TO DO
In the material below, which lines hold the word "Activation"? Pick each one out.
----------
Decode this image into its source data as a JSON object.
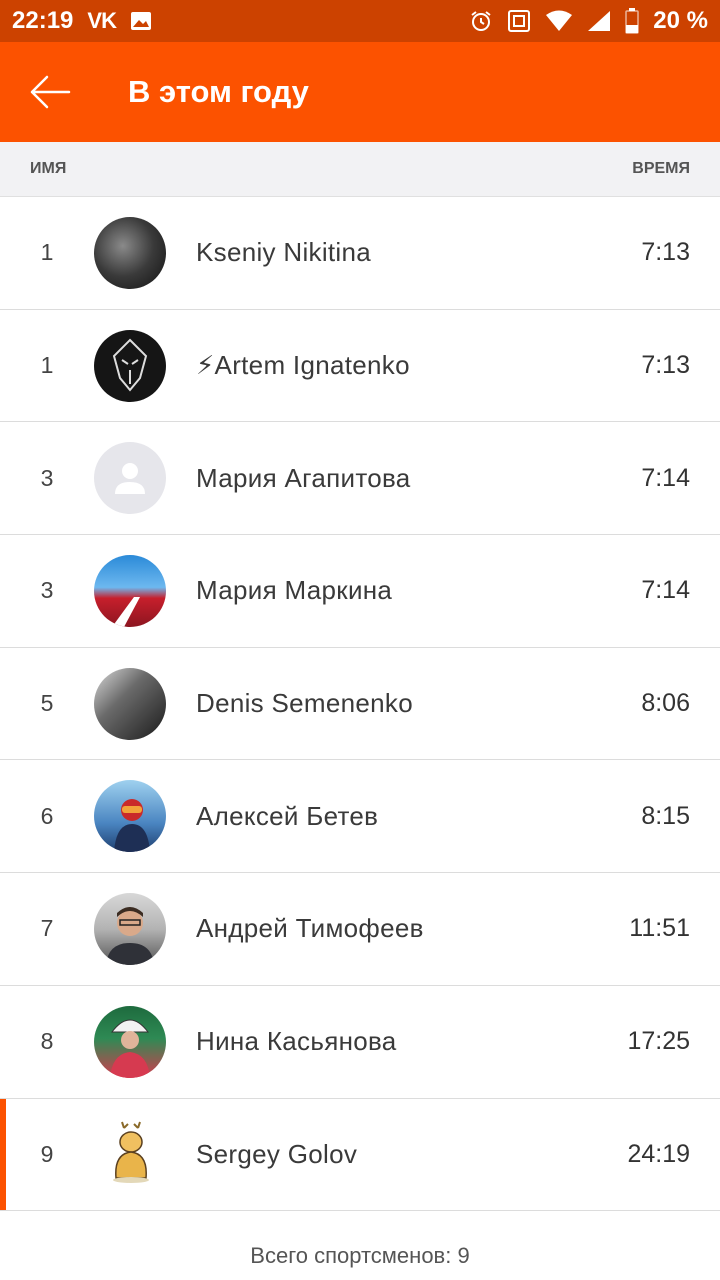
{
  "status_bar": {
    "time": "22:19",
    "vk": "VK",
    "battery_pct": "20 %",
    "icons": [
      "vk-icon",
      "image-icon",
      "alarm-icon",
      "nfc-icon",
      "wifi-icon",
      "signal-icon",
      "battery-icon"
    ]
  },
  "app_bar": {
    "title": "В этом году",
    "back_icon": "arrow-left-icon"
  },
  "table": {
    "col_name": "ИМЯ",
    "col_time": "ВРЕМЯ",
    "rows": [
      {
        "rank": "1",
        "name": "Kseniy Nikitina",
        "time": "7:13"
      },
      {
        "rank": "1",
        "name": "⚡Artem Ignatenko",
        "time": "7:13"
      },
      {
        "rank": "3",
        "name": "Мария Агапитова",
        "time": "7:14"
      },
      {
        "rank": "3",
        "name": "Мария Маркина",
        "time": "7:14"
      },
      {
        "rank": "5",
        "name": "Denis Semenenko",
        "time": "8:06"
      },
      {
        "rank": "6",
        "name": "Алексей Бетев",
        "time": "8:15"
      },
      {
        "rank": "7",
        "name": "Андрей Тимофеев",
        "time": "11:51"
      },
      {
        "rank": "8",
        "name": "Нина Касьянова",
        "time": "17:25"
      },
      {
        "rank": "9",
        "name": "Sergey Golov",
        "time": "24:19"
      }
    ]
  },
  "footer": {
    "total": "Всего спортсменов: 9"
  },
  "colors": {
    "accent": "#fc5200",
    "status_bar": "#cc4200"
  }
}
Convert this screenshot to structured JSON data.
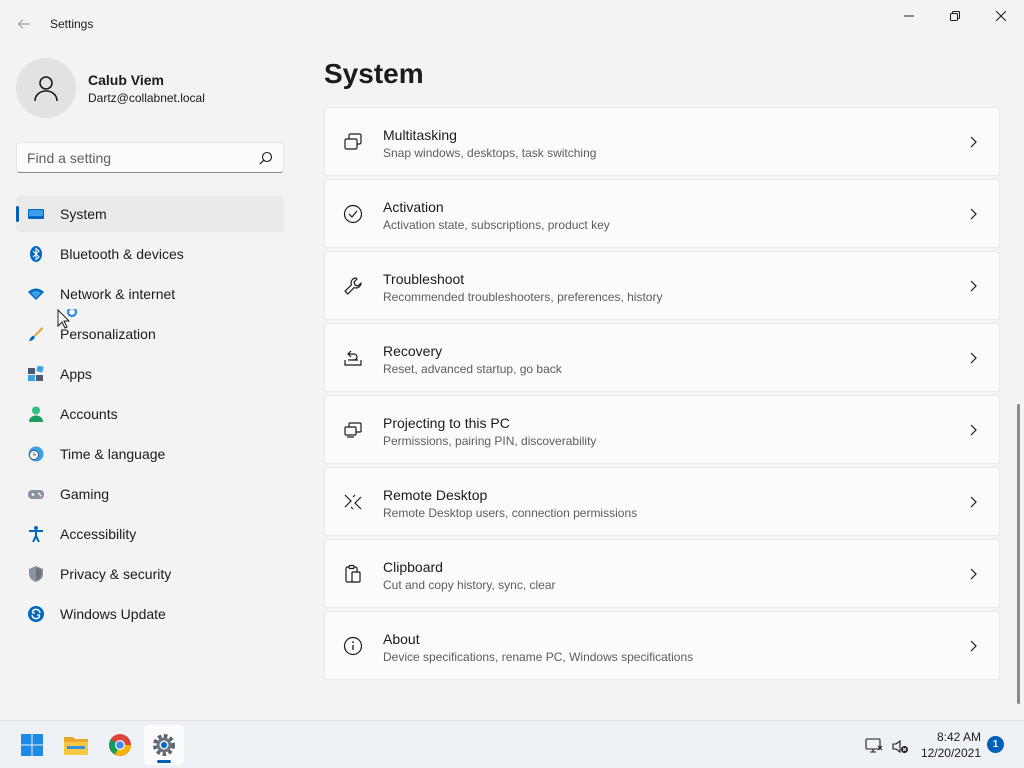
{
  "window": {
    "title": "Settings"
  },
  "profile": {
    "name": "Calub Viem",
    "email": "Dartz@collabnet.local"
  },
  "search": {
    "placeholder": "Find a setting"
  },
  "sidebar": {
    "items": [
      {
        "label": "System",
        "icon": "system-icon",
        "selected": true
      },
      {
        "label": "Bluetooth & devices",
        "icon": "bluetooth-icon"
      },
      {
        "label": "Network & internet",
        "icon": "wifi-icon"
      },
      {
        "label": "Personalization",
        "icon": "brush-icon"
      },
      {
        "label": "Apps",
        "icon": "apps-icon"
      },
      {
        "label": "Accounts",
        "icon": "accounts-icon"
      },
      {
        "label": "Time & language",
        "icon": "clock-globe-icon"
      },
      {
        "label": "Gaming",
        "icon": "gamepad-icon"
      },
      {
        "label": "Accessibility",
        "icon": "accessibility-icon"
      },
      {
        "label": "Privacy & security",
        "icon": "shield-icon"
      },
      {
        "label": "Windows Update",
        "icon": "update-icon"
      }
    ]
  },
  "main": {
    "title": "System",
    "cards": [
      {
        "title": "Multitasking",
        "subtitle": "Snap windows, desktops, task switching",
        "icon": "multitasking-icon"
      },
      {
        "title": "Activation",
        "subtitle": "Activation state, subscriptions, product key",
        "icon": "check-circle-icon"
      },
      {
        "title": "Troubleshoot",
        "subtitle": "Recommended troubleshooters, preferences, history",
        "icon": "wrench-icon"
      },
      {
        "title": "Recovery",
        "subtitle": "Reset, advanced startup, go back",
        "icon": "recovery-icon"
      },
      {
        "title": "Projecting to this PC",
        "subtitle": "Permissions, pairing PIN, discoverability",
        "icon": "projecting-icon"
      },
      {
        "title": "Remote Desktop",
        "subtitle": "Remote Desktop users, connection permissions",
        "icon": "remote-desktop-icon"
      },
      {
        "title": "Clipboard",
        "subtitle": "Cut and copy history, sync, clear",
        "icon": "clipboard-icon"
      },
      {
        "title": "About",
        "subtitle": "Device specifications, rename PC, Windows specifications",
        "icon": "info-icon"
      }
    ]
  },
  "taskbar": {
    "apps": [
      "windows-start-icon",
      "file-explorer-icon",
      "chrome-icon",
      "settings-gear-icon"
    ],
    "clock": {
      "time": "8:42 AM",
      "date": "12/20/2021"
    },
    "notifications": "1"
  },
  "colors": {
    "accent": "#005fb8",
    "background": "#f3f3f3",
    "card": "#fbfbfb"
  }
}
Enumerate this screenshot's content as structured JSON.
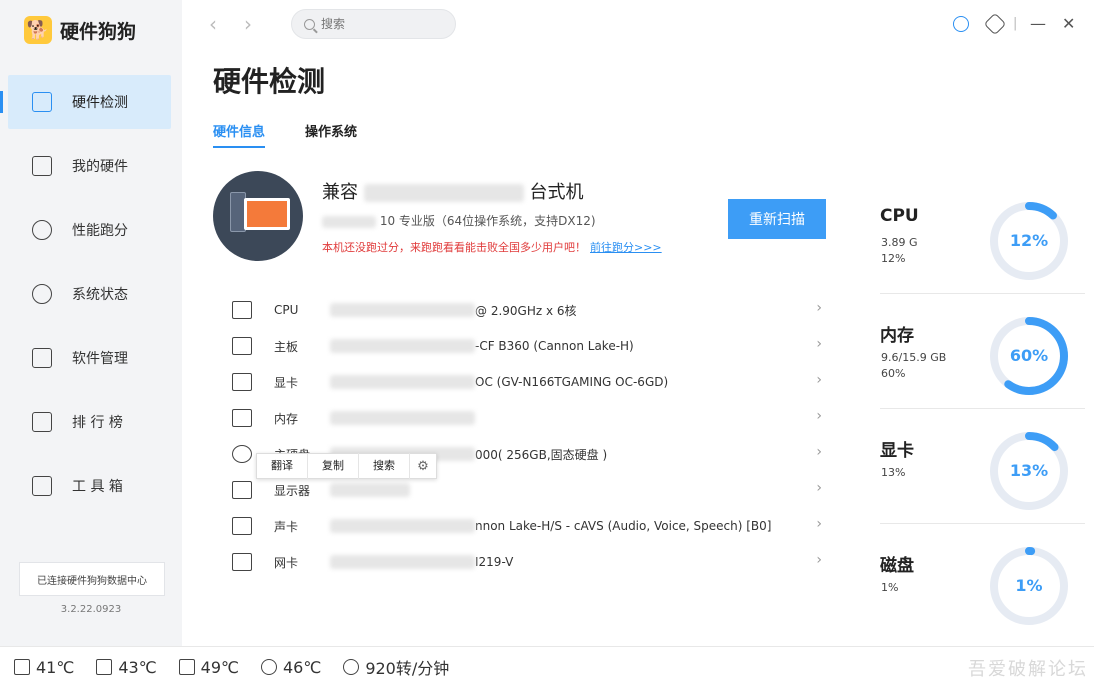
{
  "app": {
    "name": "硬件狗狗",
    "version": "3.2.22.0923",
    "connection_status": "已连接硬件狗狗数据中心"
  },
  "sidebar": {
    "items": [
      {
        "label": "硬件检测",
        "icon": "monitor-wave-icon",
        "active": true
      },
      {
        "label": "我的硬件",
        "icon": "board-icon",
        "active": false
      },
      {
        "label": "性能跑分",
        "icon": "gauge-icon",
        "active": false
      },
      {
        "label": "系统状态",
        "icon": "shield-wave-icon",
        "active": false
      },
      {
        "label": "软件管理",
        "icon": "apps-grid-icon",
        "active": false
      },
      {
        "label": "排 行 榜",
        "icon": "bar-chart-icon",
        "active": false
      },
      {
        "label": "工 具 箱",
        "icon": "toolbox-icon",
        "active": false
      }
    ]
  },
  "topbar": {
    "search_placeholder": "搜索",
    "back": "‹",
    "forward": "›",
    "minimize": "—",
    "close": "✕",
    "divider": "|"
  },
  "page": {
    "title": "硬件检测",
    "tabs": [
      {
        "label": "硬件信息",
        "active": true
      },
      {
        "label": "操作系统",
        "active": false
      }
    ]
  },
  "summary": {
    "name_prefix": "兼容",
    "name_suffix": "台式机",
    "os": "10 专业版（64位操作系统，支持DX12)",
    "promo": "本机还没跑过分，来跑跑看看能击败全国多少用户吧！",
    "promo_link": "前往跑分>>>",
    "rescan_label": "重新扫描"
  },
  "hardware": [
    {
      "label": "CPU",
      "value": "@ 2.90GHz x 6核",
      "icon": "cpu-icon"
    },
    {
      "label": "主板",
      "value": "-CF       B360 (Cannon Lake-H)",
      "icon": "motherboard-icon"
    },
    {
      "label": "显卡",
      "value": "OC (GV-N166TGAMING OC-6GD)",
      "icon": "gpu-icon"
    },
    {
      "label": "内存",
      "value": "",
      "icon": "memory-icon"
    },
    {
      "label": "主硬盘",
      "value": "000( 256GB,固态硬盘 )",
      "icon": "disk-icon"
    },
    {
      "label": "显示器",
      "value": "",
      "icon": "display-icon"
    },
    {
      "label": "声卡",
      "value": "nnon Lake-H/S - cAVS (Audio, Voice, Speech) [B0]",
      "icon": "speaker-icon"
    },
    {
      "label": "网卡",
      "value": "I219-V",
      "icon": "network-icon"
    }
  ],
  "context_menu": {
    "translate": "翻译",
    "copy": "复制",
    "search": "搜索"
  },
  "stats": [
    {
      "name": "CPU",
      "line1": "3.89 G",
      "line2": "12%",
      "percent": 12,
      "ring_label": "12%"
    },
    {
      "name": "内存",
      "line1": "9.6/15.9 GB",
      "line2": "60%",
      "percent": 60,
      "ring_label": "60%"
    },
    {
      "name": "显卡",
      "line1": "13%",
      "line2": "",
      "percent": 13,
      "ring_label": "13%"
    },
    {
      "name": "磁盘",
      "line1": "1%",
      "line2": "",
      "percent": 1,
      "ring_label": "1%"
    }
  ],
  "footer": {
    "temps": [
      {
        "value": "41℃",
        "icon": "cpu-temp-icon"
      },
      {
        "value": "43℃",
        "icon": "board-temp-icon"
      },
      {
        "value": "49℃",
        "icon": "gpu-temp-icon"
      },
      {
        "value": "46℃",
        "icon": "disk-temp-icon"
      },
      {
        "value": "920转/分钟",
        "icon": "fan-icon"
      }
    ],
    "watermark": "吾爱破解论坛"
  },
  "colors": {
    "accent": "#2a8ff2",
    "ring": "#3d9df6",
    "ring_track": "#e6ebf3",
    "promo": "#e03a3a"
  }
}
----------
EXPECTED ANSWER
        "title": "Activation",
        "subtitle": "Activation state, subscriptions, product key",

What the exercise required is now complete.